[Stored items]
● ● ● ●

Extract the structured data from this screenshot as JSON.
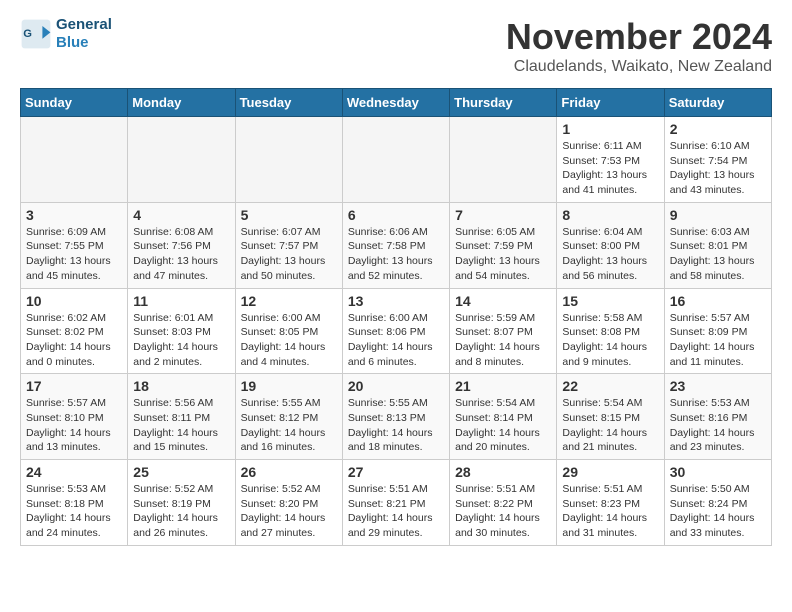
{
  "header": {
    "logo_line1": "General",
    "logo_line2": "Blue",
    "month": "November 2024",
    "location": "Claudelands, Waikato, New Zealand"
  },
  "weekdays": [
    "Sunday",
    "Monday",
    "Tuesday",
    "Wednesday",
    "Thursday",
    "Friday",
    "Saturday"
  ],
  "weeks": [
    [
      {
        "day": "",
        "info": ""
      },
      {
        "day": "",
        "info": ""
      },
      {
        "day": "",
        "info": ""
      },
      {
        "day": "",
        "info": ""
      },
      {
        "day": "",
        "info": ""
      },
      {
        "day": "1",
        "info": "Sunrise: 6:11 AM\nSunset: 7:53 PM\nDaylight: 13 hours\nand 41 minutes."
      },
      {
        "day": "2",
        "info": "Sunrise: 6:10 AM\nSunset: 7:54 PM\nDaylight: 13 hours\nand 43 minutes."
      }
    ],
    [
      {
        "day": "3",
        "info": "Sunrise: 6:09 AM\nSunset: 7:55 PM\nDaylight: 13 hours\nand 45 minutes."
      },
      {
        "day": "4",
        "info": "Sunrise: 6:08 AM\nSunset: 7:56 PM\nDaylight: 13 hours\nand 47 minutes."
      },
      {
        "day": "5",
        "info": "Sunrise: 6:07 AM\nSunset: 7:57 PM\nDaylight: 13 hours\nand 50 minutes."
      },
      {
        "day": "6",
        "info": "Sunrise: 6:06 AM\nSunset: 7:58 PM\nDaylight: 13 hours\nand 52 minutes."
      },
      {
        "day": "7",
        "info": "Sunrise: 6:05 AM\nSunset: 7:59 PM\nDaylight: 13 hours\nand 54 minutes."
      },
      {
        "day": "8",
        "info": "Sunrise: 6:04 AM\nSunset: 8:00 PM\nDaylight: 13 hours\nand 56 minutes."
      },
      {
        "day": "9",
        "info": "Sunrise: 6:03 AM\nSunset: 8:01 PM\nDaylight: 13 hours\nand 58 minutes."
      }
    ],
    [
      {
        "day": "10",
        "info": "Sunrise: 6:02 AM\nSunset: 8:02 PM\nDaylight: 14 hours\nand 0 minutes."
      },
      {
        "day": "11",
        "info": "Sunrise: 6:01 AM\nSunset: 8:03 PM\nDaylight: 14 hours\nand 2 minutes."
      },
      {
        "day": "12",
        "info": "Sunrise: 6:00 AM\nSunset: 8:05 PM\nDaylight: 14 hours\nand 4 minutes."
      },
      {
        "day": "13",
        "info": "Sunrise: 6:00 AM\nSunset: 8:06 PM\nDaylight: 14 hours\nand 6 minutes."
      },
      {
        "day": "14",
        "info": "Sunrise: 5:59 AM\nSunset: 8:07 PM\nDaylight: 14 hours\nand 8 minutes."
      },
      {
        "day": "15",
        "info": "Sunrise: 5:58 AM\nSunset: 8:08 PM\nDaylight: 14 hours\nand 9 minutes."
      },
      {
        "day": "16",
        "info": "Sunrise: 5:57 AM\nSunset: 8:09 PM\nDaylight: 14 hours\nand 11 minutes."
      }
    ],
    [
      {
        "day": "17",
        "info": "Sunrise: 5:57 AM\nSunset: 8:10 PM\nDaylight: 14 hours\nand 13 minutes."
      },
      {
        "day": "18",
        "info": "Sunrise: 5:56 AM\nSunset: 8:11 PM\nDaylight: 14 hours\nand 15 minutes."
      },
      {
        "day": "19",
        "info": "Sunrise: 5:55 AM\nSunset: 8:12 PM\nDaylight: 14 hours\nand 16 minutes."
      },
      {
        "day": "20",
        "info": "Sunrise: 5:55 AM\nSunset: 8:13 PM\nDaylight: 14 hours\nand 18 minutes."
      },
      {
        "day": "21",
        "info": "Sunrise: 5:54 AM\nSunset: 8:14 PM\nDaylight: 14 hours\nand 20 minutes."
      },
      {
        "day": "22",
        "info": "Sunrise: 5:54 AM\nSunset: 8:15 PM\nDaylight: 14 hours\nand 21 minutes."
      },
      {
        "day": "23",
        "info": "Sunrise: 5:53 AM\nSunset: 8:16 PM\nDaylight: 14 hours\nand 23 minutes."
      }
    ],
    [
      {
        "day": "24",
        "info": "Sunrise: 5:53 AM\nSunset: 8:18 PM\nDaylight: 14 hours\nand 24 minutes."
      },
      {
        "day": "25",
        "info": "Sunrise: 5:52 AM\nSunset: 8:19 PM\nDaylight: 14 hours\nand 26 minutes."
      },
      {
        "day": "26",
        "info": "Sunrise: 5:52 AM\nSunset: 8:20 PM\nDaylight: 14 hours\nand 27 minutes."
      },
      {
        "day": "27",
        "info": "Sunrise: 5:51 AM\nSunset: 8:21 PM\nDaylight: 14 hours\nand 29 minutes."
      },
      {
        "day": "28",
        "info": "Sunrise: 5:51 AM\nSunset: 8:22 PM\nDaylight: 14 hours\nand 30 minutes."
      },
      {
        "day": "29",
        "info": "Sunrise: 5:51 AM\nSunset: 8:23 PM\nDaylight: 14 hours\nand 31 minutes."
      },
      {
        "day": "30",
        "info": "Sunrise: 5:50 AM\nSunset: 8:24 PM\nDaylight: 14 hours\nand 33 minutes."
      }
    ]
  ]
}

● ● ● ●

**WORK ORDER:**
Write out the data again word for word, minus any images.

**TASK RESULT:**
Extract the structured data from this screenshot as JSON.
{
  "header": {
    "logo_line1": "General",
    "logo_line2": "Blue",
    "month": "November 2024",
    "location": "Claudelands, Waikato, New Zealand"
  },
  "weekdays": [
    "Sunday",
    "Monday",
    "Tuesday",
    "Wednesday",
    "Thursday",
    "Friday",
    "Saturday"
  ],
  "weeks": [
    [
      {
        "day": "",
        "info": ""
      },
      {
        "day": "",
        "info": ""
      },
      {
        "day": "",
        "info": ""
      },
      {
        "day": "",
        "info": ""
      },
      {
        "day": "",
        "info": ""
      },
      {
        "day": "1",
        "info": "Sunrise: 6:11 AM\nSunset: 7:53 PM\nDaylight: 13 hours\nand 41 minutes."
      },
      {
        "day": "2",
        "info": "Sunrise: 6:10 AM\nSunset: 7:54 PM\nDaylight: 13 hours\nand 43 minutes."
      }
    ],
    [
      {
        "day": "3",
        "info": "Sunrise: 6:09 AM\nSunset: 7:55 PM\nDaylight: 13 hours\nand 45 minutes."
      },
      {
        "day": "4",
        "info": "Sunrise: 6:08 AM\nSunset: 7:56 PM\nDaylight: 13 hours\nand 47 minutes."
      },
      {
        "day": "5",
        "info": "Sunrise: 6:07 AM\nSunset: 7:57 PM\nDaylight: 13 hours\nand 50 minutes."
      },
      {
        "day": "6",
        "info": "Sunrise: 6:06 AM\nSunset: 7:58 PM\nDaylight: 13 hours\nand 52 minutes."
      },
      {
        "day": "7",
        "info": "Sunrise: 6:05 AM\nSunset: 7:59 PM\nDaylight: 13 hours\nand 54 minutes."
      },
      {
        "day": "8",
        "info": "Sunrise: 6:04 AM\nSunset: 8:00 PM\nDaylight: 13 hours\nand 56 minutes."
      },
      {
        "day": "9",
        "info": "Sunrise: 6:03 AM\nSunset: 8:01 PM\nDaylight: 13 hours\nand 58 minutes."
      }
    ],
    [
      {
        "day": "10",
        "info": "Sunrise: 6:02 AM\nSunset: 8:02 PM\nDaylight: 14 hours\nand 0 minutes."
      },
      {
        "day": "11",
        "info": "Sunrise: 6:01 AM\nSunset: 8:03 PM\nDaylight: 14 hours\nand 2 minutes."
      },
      {
        "day": "12",
        "info": "Sunrise: 6:00 AM\nSunset: 8:05 PM\nDaylight: 14 hours\nand 4 minutes."
      },
      {
        "day": "13",
        "info": "Sunrise: 6:00 AM\nSunset: 8:06 PM\nDaylight: 14 hours\nand 6 minutes."
      },
      {
        "day": "14",
        "info": "Sunrise: 5:59 AM\nSunset: 8:07 PM\nDaylight: 14 hours\nand 8 minutes."
      },
      {
        "day": "15",
        "info": "Sunrise: 5:58 AM\nSunset: 8:08 PM\nDaylight: 14 hours\nand 9 minutes."
      },
      {
        "day": "16",
        "info": "Sunrise: 5:57 AM\nSunset: 8:09 PM\nDaylight: 14 hours\nand 11 minutes."
      }
    ],
    [
      {
        "day": "17",
        "info": "Sunrise: 5:57 AM\nSunset: 8:10 PM\nDaylight: 14 hours\nand 13 minutes."
      },
      {
        "day": "18",
        "info": "Sunrise: 5:56 AM\nSunset: 8:11 PM\nDaylight: 14 hours\nand 15 minutes."
      },
      {
        "day": "19",
        "info": "Sunrise: 5:55 AM\nSunset: 8:12 PM\nDaylight: 14 hours\nand 16 minutes."
      },
      {
        "day": "20",
        "info": "Sunrise: 5:55 AM\nSunset: 8:13 PM\nDaylight: 14 hours\nand 18 minutes."
      },
      {
        "day": "21",
        "info": "Sunrise: 5:54 AM\nSunset: 8:14 PM\nDaylight: 14 hours\nand 20 minutes."
      },
      {
        "day": "22",
        "info": "Sunrise: 5:54 AM\nSunset: 8:15 PM\nDaylight: 14 hours\nand 21 minutes."
      },
      {
        "day": "23",
        "info": "Sunrise: 5:53 AM\nSunset: 8:16 PM\nDaylight: 14 hours\nand 23 minutes."
      }
    ],
    [
      {
        "day": "24",
        "info": "Sunrise: 5:53 AM\nSunset: 8:18 PM\nDaylight: 14 hours\nand 24 minutes."
      },
      {
        "day": "25",
        "info": "Sunrise: 5:52 AM\nSunset: 8:19 PM\nDaylight: 14 hours\nand 26 minutes."
      },
      {
        "day": "26",
        "info": "Sunrise: 5:52 AM\nSunset: 8:20 PM\nDaylight: 14 hours\nand 27 minutes."
      },
      {
        "day": "27",
        "info": "Sunrise: 5:51 AM\nSunset: 8:21 PM\nDaylight: 14 hours\nand 29 minutes."
      },
      {
        "day": "28",
        "info": "Sunrise: 5:51 AM\nSunset: 8:22 PM\nDaylight: 14 hours\nand 30 minutes."
      },
      {
        "day": "29",
        "info": "Sunrise: 5:51 AM\nSunset: 8:23 PM\nDaylight: 14 hours\nand 31 minutes."
      },
      {
        "day": "30",
        "info": "Sunrise: 5:50 AM\nSunset: 8:24 PM\nDaylight: 14 hours\nand 33 minutes."
      }
    ]
  ]
}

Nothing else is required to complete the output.